For almost two decades computer users’ difficulties regarding trying and failing to plug-in the USB connectors will come to an end. The new Type-C USB connector model is going to be both symmetrical and reversible. The ends of the cable will the same at both ends and it will no longer matter which way the plugs are.

The only downside of the new Type-C cables is that they will be compatible only with 3.1 USB specifications and no other current ports. Due to this, manufacturers are presented with the choice of using the common Standard-A type, the source of plugging difficulties and, now, lesser transfer speeds, or the new Type-C connectors.


Alex Peleg, the vice-president of chipmaker Intel’s platform engineering group, expects the new 3.1 USB technology to become widespread very fast. He stated that the new connector technology for delivering data, power and video will be able to be used for all devices and no other connectors will be needed, like power connectors or video ones.


Images of the new connector were revealed when the Taiwanese company Foxconn included renders of the Type-C cables in a presentation leaked to Golem website. But by now, no official date has been given for when the first device that uses this connector will be available in the IT market.


Type-C USB connector

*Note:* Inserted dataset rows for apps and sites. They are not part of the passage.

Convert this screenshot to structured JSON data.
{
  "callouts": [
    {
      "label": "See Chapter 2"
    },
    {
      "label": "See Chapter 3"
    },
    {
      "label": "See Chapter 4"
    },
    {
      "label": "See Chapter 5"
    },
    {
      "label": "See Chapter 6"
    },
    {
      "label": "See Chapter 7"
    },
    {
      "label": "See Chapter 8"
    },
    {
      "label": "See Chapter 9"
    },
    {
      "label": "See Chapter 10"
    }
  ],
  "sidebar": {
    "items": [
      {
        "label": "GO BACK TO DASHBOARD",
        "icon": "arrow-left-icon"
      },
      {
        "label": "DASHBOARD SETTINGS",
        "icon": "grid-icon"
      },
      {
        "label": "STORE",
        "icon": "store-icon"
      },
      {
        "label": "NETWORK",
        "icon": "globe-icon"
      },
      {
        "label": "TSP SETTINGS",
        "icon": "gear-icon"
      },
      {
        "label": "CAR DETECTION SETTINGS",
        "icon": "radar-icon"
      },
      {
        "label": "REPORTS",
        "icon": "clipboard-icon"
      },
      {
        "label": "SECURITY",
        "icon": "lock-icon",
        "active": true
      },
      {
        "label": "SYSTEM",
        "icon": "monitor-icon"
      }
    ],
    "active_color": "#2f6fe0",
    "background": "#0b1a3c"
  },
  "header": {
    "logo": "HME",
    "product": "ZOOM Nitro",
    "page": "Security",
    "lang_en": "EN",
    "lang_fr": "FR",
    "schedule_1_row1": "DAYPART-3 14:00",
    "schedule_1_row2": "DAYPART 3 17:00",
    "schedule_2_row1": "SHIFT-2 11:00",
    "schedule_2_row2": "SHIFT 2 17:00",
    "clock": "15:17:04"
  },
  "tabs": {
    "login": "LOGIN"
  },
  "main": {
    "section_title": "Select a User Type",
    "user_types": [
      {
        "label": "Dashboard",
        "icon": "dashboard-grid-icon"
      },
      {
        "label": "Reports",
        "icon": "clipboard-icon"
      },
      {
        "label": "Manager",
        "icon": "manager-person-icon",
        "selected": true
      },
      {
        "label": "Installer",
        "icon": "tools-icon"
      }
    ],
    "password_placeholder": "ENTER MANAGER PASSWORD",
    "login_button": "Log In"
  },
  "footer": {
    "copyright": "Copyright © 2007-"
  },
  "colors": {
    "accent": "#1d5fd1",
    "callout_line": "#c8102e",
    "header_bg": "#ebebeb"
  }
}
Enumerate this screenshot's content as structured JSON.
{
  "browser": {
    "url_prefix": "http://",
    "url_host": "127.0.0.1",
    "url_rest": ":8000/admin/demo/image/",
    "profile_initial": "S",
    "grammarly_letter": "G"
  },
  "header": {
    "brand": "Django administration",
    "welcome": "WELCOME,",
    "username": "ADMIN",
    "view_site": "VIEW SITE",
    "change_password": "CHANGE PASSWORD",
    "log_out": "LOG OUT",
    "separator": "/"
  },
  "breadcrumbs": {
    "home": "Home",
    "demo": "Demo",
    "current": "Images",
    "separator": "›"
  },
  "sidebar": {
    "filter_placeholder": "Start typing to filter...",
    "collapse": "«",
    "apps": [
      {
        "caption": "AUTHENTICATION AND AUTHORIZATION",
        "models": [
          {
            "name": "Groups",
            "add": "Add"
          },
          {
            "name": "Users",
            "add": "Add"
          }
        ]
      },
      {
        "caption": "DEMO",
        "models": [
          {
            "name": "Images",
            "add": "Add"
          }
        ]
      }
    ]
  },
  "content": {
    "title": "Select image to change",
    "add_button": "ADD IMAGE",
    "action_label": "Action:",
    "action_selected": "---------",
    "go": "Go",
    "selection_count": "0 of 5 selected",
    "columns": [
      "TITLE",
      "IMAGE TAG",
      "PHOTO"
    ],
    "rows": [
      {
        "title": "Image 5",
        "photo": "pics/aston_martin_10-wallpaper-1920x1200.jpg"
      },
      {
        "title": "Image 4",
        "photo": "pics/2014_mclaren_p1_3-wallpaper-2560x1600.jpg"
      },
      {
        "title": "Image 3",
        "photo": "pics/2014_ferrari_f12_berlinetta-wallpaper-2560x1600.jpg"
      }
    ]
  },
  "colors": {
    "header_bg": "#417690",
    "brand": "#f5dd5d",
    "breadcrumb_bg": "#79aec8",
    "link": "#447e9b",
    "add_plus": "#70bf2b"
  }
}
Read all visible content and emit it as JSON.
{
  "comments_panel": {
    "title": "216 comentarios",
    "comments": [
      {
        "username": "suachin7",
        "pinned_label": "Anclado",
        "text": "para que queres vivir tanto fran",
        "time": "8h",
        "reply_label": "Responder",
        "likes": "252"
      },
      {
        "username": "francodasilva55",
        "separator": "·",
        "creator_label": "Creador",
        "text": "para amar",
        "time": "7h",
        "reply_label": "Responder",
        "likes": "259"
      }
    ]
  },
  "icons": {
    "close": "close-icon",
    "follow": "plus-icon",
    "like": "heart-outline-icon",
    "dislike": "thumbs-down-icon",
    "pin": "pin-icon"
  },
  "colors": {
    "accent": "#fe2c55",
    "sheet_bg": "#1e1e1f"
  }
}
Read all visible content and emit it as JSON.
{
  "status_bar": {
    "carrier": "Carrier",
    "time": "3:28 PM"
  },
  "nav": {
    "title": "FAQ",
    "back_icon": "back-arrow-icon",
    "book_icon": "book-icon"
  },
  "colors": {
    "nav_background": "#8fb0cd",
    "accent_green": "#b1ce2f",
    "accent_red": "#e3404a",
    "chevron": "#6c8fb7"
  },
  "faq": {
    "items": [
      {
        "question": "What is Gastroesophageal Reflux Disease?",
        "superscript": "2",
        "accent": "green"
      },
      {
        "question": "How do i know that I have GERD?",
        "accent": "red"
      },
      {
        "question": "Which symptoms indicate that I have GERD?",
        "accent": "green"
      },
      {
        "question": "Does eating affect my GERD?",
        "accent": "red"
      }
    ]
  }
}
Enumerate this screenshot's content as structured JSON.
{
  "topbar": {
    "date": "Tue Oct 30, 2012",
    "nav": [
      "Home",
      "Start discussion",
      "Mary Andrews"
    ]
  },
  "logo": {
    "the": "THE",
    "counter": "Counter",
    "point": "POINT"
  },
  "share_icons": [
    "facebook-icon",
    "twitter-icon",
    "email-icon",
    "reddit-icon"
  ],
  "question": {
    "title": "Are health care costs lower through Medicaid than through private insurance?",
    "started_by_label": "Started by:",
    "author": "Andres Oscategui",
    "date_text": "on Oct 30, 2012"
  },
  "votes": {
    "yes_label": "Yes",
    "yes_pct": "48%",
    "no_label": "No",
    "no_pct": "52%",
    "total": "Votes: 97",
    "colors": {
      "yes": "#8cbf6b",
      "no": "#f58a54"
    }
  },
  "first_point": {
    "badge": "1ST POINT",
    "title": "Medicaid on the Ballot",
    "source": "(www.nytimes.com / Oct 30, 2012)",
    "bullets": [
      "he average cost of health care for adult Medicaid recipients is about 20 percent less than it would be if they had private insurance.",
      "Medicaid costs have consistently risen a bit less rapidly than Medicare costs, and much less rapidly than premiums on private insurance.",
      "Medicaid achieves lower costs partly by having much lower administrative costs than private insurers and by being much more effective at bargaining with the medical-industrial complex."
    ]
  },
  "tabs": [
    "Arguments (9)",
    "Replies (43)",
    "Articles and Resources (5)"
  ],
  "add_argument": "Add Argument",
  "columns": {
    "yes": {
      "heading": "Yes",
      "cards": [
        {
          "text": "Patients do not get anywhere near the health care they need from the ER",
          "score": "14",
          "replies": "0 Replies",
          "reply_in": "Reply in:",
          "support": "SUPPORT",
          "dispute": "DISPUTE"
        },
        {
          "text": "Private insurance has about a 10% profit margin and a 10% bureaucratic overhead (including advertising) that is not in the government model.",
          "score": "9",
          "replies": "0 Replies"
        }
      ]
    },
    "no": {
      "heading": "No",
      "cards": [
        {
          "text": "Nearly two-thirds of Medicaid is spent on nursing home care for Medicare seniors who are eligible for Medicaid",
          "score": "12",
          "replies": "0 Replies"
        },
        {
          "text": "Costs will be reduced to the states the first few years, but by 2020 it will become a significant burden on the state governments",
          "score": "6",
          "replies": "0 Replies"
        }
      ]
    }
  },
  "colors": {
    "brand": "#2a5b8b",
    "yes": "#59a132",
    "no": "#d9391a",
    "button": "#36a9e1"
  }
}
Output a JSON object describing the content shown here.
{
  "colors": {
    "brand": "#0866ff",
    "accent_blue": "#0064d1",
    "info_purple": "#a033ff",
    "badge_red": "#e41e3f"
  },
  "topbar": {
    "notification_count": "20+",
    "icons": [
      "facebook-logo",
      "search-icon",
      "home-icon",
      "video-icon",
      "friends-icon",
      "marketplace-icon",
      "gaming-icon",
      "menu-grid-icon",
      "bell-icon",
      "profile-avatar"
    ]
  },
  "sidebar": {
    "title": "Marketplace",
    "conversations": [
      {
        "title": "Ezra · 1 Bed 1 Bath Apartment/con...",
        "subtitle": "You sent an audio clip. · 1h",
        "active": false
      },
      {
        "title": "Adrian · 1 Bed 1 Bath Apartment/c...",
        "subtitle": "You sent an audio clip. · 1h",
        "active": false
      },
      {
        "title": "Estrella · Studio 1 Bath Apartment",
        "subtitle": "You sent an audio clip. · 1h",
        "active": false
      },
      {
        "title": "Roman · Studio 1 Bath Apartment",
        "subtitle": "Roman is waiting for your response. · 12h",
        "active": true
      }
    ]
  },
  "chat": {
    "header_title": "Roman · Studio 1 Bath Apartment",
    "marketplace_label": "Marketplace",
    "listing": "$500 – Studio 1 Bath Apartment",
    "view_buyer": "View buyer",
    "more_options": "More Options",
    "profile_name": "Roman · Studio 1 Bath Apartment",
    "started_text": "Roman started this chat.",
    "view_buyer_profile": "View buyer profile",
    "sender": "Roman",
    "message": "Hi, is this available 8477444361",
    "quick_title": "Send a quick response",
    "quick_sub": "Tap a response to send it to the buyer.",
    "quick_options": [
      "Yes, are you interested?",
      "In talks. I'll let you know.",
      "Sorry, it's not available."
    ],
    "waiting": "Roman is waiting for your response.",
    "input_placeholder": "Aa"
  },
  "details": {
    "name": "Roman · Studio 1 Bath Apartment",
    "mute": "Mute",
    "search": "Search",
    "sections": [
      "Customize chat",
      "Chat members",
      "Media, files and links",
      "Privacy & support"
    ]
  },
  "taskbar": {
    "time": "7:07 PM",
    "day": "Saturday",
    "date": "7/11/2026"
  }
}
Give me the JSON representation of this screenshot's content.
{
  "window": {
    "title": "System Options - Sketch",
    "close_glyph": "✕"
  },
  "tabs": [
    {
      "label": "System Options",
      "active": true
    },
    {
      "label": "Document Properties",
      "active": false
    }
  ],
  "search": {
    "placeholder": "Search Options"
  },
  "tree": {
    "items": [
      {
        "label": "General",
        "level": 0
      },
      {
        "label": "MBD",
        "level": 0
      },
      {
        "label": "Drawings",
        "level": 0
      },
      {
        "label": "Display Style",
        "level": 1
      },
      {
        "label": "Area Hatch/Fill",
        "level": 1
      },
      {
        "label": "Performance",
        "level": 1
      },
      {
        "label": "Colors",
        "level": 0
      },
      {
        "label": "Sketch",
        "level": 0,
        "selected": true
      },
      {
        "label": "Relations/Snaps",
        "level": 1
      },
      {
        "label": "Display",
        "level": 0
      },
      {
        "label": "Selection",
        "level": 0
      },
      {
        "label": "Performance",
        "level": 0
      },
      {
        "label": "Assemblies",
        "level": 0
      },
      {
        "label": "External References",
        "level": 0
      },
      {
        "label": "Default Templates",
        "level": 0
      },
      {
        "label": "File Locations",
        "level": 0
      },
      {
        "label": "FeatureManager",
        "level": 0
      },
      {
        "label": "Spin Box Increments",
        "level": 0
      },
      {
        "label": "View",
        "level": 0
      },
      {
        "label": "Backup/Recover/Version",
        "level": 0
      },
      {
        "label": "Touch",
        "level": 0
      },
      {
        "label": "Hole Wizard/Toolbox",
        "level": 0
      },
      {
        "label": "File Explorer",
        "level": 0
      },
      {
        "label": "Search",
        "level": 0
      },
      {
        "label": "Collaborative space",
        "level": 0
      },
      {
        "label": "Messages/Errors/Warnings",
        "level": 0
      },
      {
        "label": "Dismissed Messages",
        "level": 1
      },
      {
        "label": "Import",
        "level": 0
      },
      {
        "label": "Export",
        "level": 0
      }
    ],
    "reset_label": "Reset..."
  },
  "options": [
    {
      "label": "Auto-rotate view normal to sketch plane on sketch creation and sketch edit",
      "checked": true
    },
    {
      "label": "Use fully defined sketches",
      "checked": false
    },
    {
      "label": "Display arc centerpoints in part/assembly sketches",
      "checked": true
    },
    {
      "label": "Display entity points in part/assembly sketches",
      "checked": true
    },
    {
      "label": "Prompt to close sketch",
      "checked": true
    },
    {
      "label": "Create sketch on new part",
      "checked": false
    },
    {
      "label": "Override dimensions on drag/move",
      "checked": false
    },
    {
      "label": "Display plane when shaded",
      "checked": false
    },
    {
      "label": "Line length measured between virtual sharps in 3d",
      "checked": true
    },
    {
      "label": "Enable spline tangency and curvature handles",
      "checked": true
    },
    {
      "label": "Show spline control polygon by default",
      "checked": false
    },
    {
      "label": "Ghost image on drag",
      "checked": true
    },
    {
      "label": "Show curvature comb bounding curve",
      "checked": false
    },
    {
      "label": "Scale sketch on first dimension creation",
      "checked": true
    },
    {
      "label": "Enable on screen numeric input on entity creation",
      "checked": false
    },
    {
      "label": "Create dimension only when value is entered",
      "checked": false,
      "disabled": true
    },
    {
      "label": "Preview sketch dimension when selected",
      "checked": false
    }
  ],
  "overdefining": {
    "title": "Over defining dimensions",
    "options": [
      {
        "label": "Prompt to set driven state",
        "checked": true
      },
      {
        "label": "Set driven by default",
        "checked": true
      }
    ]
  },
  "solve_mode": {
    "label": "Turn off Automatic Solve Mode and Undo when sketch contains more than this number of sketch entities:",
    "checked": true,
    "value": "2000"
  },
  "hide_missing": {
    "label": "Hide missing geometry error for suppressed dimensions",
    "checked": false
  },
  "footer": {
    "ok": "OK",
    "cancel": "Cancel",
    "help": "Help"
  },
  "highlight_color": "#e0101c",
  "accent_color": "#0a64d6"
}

The Type-C cable is somewhat resembling with the Apple’s Lightning connector, which was introduced in 2012, but it is much thinner and it’s reversible than the proprietary 30-pin Apple’s connector. The USB Promoter Group stated that they are developing the new Type-C connector to help new thinner and sleeker designs emerge, to enhance usability and provide a new path for improvement of future USB revisions.


The 3.1 version is the biggest change in USB technology since its standardisation in 1996. It offers maximum throughputs of 4 gigabits per second and includes plugs for every category of devices. Today, we use the USB Type-A, Type-B, Mini-A, Mini-B, Micro-A and Micro-B USB cables, some of them, with different shapes and performances. And not every connector was equally successful. Mini-A, Mini-B and Micro-A are pretty rarely used and the Type-B was out of fashion in the 2000s, when smaller connectors appeared.


The Type-C connectors will have a big advantage when it comes to flexibility, but they will lose a lot on the backwards compatibility level. Still, USB 3.0 devices will be able to link with the help of USB 2.0 cable, but at the cost of transfer rate speed.